In the beginning the Macintosh had one mouse, with one button. Sure, things were simpler back then, but by having only a single button Apple kept them that way. The Mac didn’t have to start off with a one button mouse. Other computer platforms at the time included more than one button. But by including only a single button Apple modeled its mouse after a finger that could perform only a single task, point.
The “right-click” introduced on two button mice is like a secret snap of the fingers that reveals hidden possibilities. Initiated users who know about the snap probably know about the secret functionality it reveals, but the rest of us are left facing only the possibilities exposed by the application’s user interface. As long as Apple continues to ship one button mice, developers are forced to design applications that expose all of their functionality to one button users.

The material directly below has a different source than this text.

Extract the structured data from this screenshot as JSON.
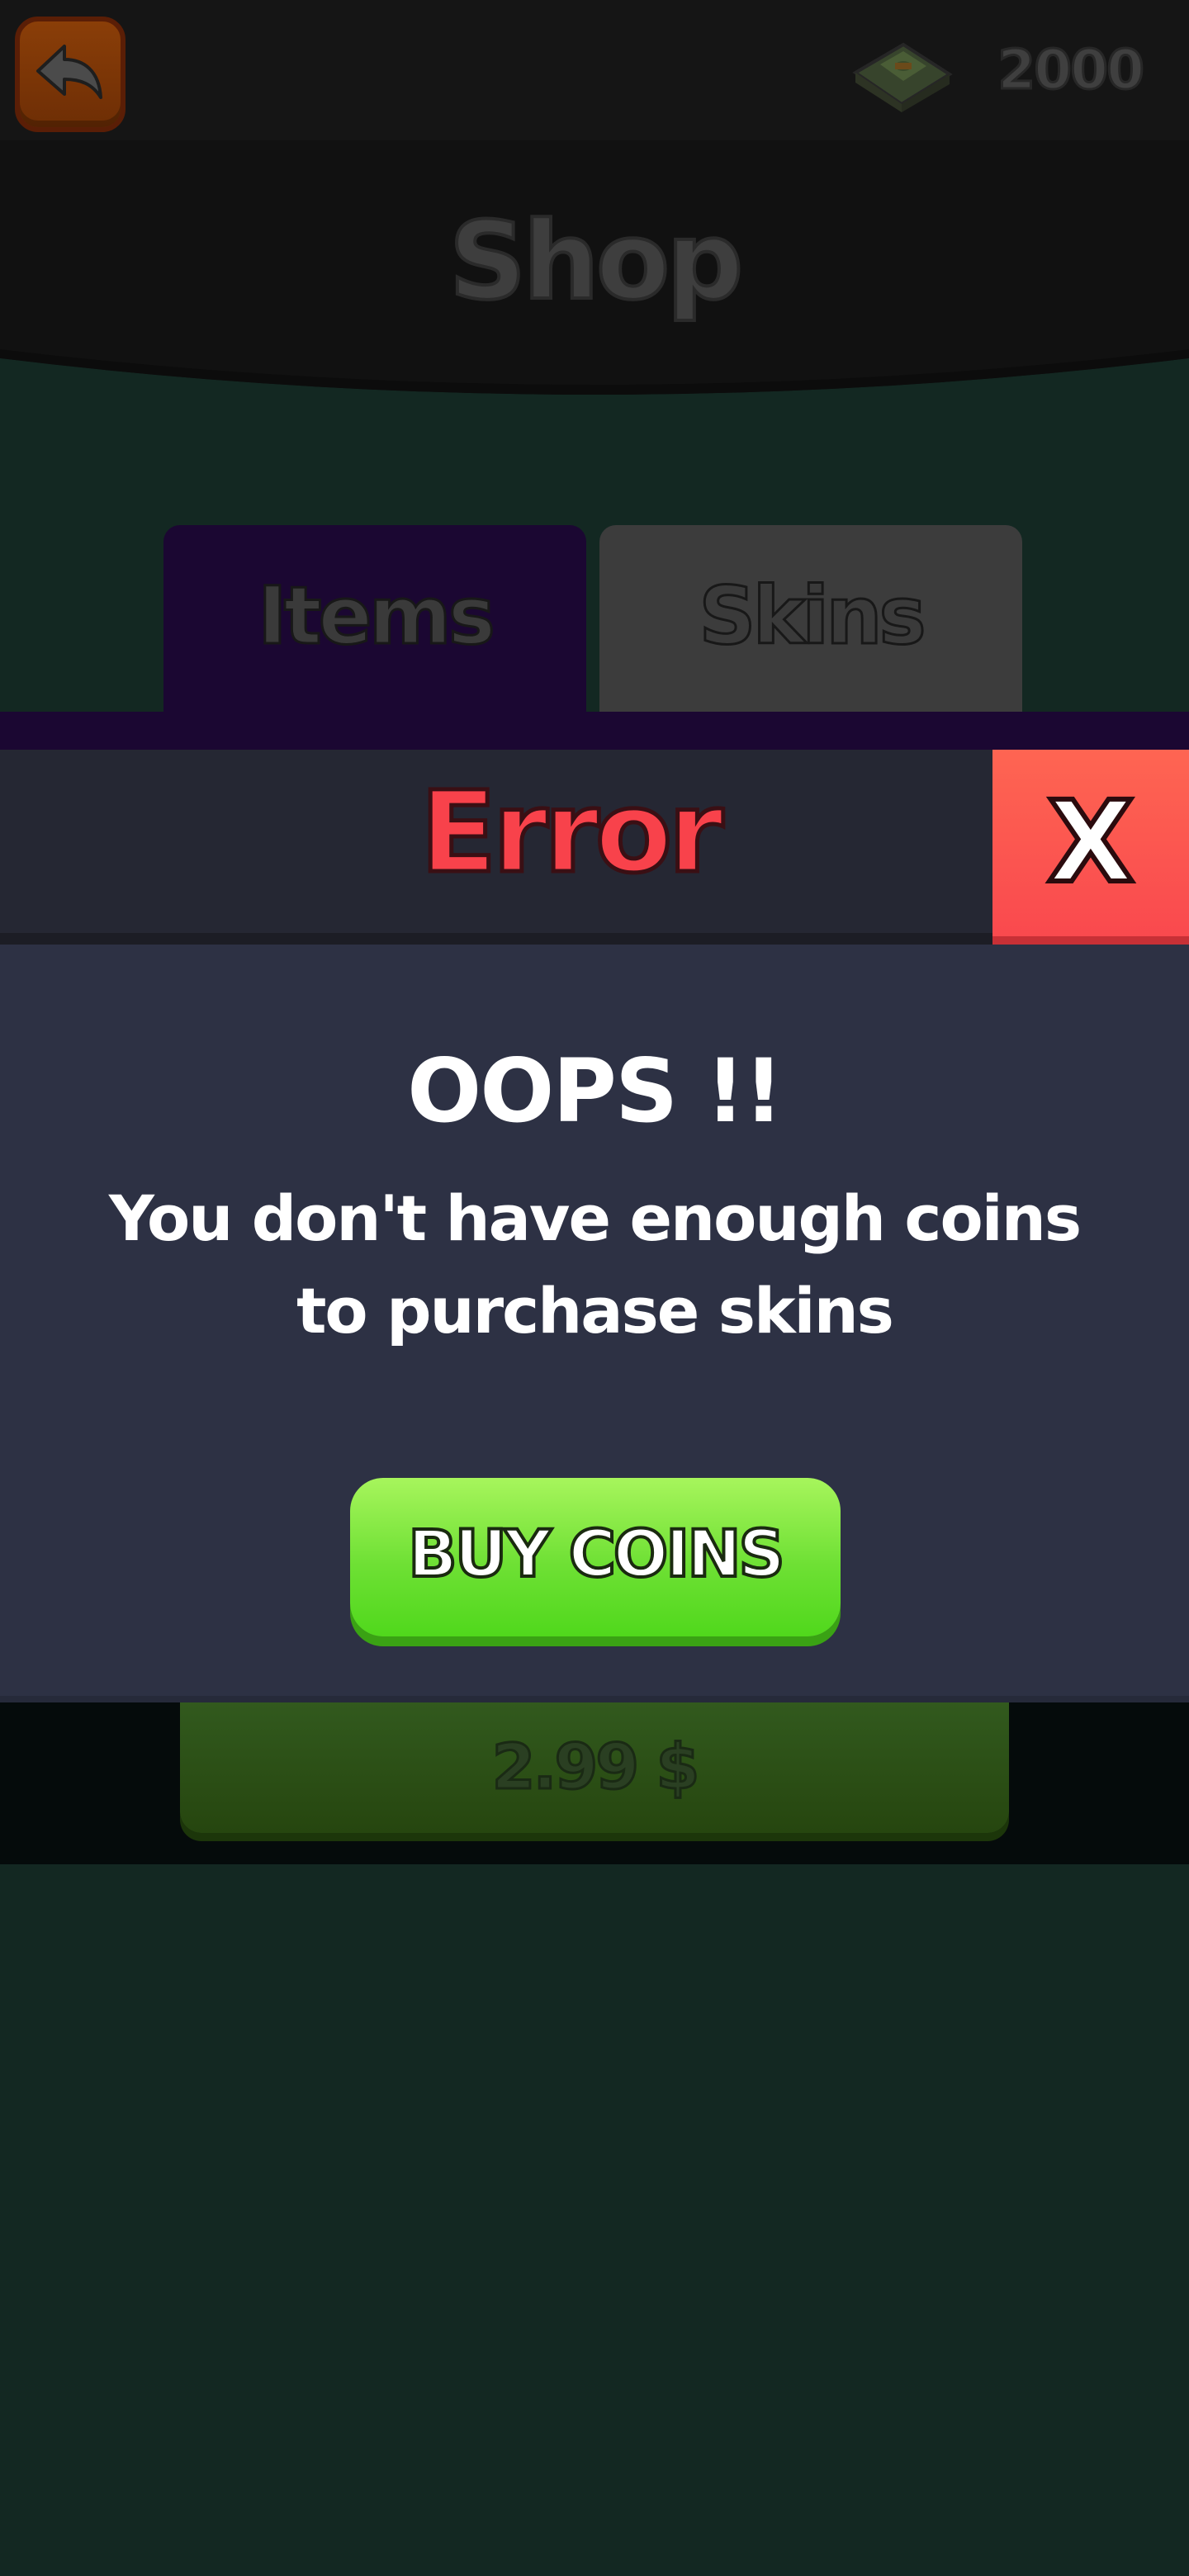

Apple began to break away from the simplicity of a pointing finger with the introduction of the Mighty Mouse. The Mighty Mouse’s hidden right-click and secret gestures invited developers to include hidden functionality in their own applications. The situation has continued to get worse as Apple has included more gestures into their pointing devices. Instead of a mouse with a single button today’s users are presented with “magical” mice and trackpads with hidden gestures, and indiscernible controls. It is even rumored that the next iOS devices will do away with the physical Home Button in favor of multi-touch gestures. Removing the buttons from devices, and introducing hidden gestures conceals a computers operation and usefulness from the user. Keeping the choices a user faces in plain sight without the need of a secret snap is one lesson from yesterday’s Mac that should not be forgotten.